Minor in Graphic Communications
Specific curriculum requirements are available online.
This 15 hour minor develops competencies in selecting and applying graphic techniques in both career and leisure activities, provides in-depth manual and computer skills, and enriches visual perception and critical thought in graphic areas. Minor programs are individually designed to meet the needs of the student and to fit with the student’s major, such as engineering or technology, engineering, and education.
Students may declare their intention to complete the Technology, Engineering and Design minor by consulting with the contact person listed below and must submit a “Declare a Minor” form. Please note that you may not minor in the same degree as your major.
The person listed below will certify the minor prior to graduation. The minor must be completed no later than the semester in which the student expects to graduate from his or her degree program. Paperwork for certification should be completed no later than during the registration period for the student’s final semester at NC State.
Brian Matthews, Minor Program Coordinator
502-O Poe Hall
SIS Code: 13GCM
GC - Graphic Communications Courses
GC 120 Foundations of Graphics 3.
Introductory course providing orientation to language of graphics for students majoring in any field. Designed to help develop ability to use CAD within the context of a concurrent design process to understand how everyday objects are designed, analyzed and created. Emphasis placed on decision-making processes involved with creating geometry and development of modeling strategies that incorporate intentions of designer.

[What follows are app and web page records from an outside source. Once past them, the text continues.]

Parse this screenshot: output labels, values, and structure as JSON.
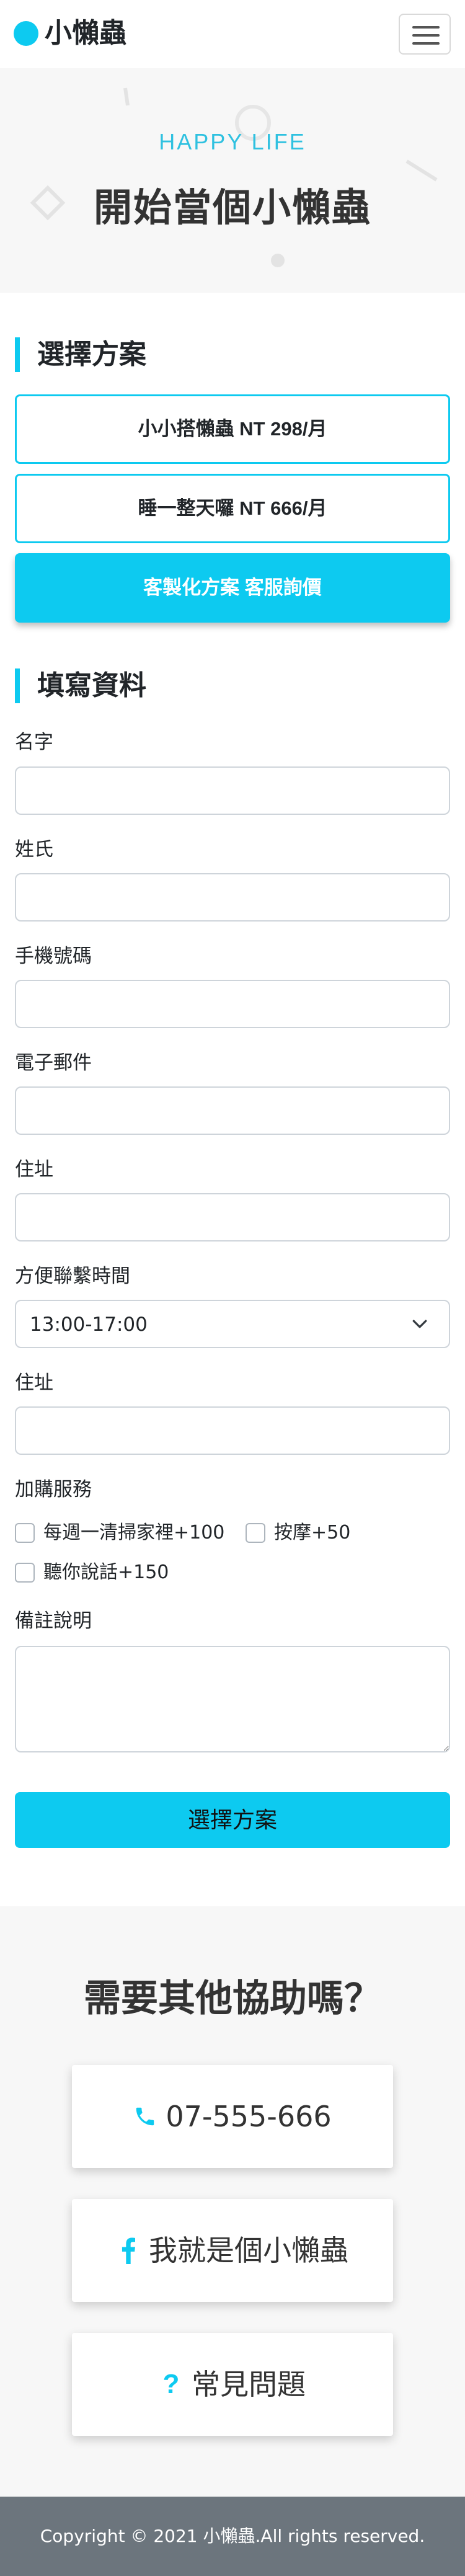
{
  "brand": {
    "name": "小懶蟲"
  },
  "nav": {
    "toggle_icon": "hamburger-menu-icon"
  },
  "hero": {
    "subtitle": "HAPPY LIFE",
    "title": "開始當個小懶蟲"
  },
  "plans": {
    "heading": "選擇方案",
    "items": [
      {
        "label": "小小搭懶蟲 NT 298/月"
      },
      {
        "label": "睡一整天囉 NT 666/月"
      },
      {
        "label": "客製化方案 客服詢價"
      }
    ]
  },
  "form": {
    "heading": "填寫資料",
    "fields": {
      "first_name": {
        "label": "名字",
        "value": ""
      },
      "last_name": {
        "label": "姓氏",
        "value": ""
      },
      "phone": {
        "label": "手機號碼",
        "value": ""
      },
      "email": {
        "label": "電子郵件",
        "value": ""
      },
      "address": {
        "label": "住址",
        "value": ""
      },
      "contact_time": {
        "label": "方便聯繫時間",
        "value": "13:00-17:00"
      },
      "address2": {
        "label": "住址",
        "value": ""
      }
    },
    "extras": {
      "label": "加購服務",
      "options": [
        {
          "label": "每週一清掃家裡+100",
          "checked": false
        },
        {
          "label": "按摩+50",
          "checked": false
        },
        {
          "label": "聽你說話+150",
          "checked": false
        }
      ]
    },
    "notes": {
      "label": "備註說明",
      "value": ""
    },
    "submit_label": "選擇方案"
  },
  "help": {
    "title": "需要其他協助嗎？",
    "items": [
      {
        "icon": "phone-icon",
        "label": "07-555-666"
      },
      {
        "icon": "facebook-icon",
        "label": "我就是個小懶蟲"
      },
      {
        "icon": "question-icon",
        "label": "常見問題"
      }
    ]
  },
  "footer": {
    "text": "Copyright © 2021 小懶蟲.All rights reserved."
  },
  "colors": {
    "accent": "#0dcaf0",
    "footer": "#6c757d",
    "hero_bg": "#f7f7f7"
  }
}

Architectural Graphic Communications is an advanced graphic course designed to expand on the concepts covered in the introductory courses (GC 120, GC 210, GC 211). The emphasis is on strengthening architectural sketching and CAD drawing skills and showing how specific construction processes and materials selected for an architectural design affect commercial and residential production architectural drawings. Topics include perspectice drawing, shadow projection, texturization, rendered plans,elevations and other related topics.

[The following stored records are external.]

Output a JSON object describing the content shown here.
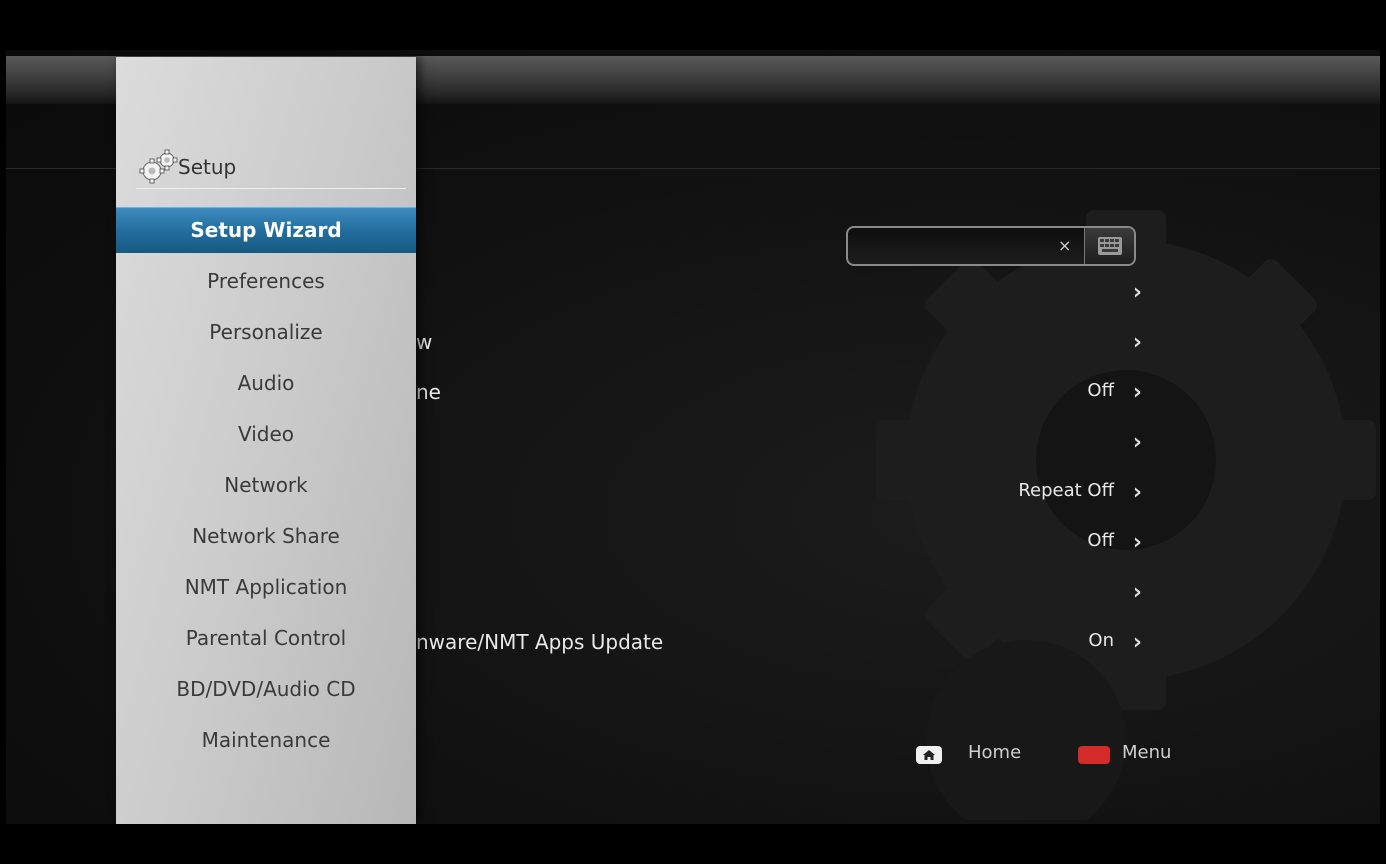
{
  "sidebar": {
    "title": "Setup",
    "title_icon": "gears-icon",
    "items": [
      {
        "label": "Setup Wizard",
        "selected": true
      },
      {
        "label": "Preferences"
      },
      {
        "label": "Personalize"
      },
      {
        "label": "Audio"
      },
      {
        "label": "Video"
      },
      {
        "label": "Network"
      },
      {
        "label": "Network Share"
      },
      {
        "label": "NMT Application"
      },
      {
        "label": "Parental Control"
      },
      {
        "label": "BD/DVD/Audio CD"
      },
      {
        "label": "Maintenance"
      }
    ]
  },
  "main": {
    "input": {
      "value": "",
      "placeholder": ""
    },
    "rows": [
      {
        "label": "",
        "value": "",
        "icon": "chevron-right-icon"
      },
      {
        "label": "w",
        "value": "",
        "icon": "chevron-right-icon"
      },
      {
        "label": "ne",
        "value": "Off",
        "icon": "chevron-right-icon"
      },
      {
        "label": "",
        "value": "",
        "icon": "chevron-right-icon"
      },
      {
        "label": "",
        "value": "Repeat Off",
        "icon": "chevron-right-icon"
      },
      {
        "label": "",
        "value": "Off",
        "icon": "chevron-right-icon"
      },
      {
        "label": "",
        "value": "",
        "icon": "chevron-right-icon"
      },
      {
        "label": "nware/NMT Apps Update",
        "value": "On",
        "icon": "chevron-right-icon"
      }
    ]
  },
  "footer": {
    "home_label": "Home",
    "menu_label": "Menu",
    "home_icon": "home-icon",
    "menu_key_color": "#d42a2a"
  },
  "colors": {
    "selection": "#2a76a8",
    "sidebar_bg": "#cfcfcf",
    "background": "#111111"
  }
}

GC 320 3D Spatial Relations 3.
Prerequisite: GC 101 or GC 120 or GC/IE 210.
Analysis and solution of three-dimensional space problems utilizing graphic principles of orthogonal projection techniques. Application of studies of lines; surfaces; solids; surface intersections; surface development; vectors; and civil, mechanical, and geographical structures.
Create technical animations to communicate scientific and technical information to a variety of audiences and environments. Includes performing basic skills in image processing including cropping, transformations, color manipulation and color enhancement. Students will apply basic concepts of constructing 3-D objects, spaces, and environments. Create technical animations which apply environmental attributes including surface study, texture, color, lighting models, photo-realism, and raytracing.
GC 340 Concepts of Website Development 3.
An introduction to the essential elements of web site development for students in Technology Education and Graphic Communications. Content focuses on planning and executing web site for educational effectiveness, user interfaces, site testing, and maintenance. Course provides instruction in software appropriate for creating a website.
GC 350 Applied CAD/D and Geometric Controls 3.
Prerequisite: GC 120.
Techniques for producing mid-level computer models of individual parts and assemblies of parts. Application of conventional tolerancing and geometric tolerancing and dimensioning. Investigation of design for manufacture and CAD/CAM (Computer-AidedDesign/Computer-Aided Manufacture) processes. Conventions and standards for technical drawing documentation.
GC 420 Visual Thinking 3.
Prerequisite: Engineering or technical student.
Develop visual thinking skills through a series of exercises using various visual media. Integrates and stresses drawing and construction activities essential to visual thinking. Emphasis on direct observation (seeing), mental imagery and sketching that is based upon three-dimensional space. Develops students' visual and drawing skills and provides for their application toward solving open-ended spatial problems. Intended for the scientific and technically oriented student.
GC 450 Advanced Graphics Usage with CAD 3.
Prerequisite: GC 350.
Advanced applications of 3-dimensional solid modeling tools in technical and engineering environments. Theory and application of manufacturing databases developed with 3-D modeling tools. Development and management of 3-D geometry using modeling software. Emphasis on application of 3-D modeling technology.
GC 496 Special Topics in Graphic Communications 1-4.
Topical study in areas of current interest and need to students and/or needs of curricula served by Graphic Communications.
Independent study in areas of current interests and needs of students in the field of Graphic Communications and the visual sciences. Individualized/Independent Study and Research courses require a "Course Agreement for Students Enrolled in Non-Standard Courses" be completed by the student and faculty member prior to registration by the department.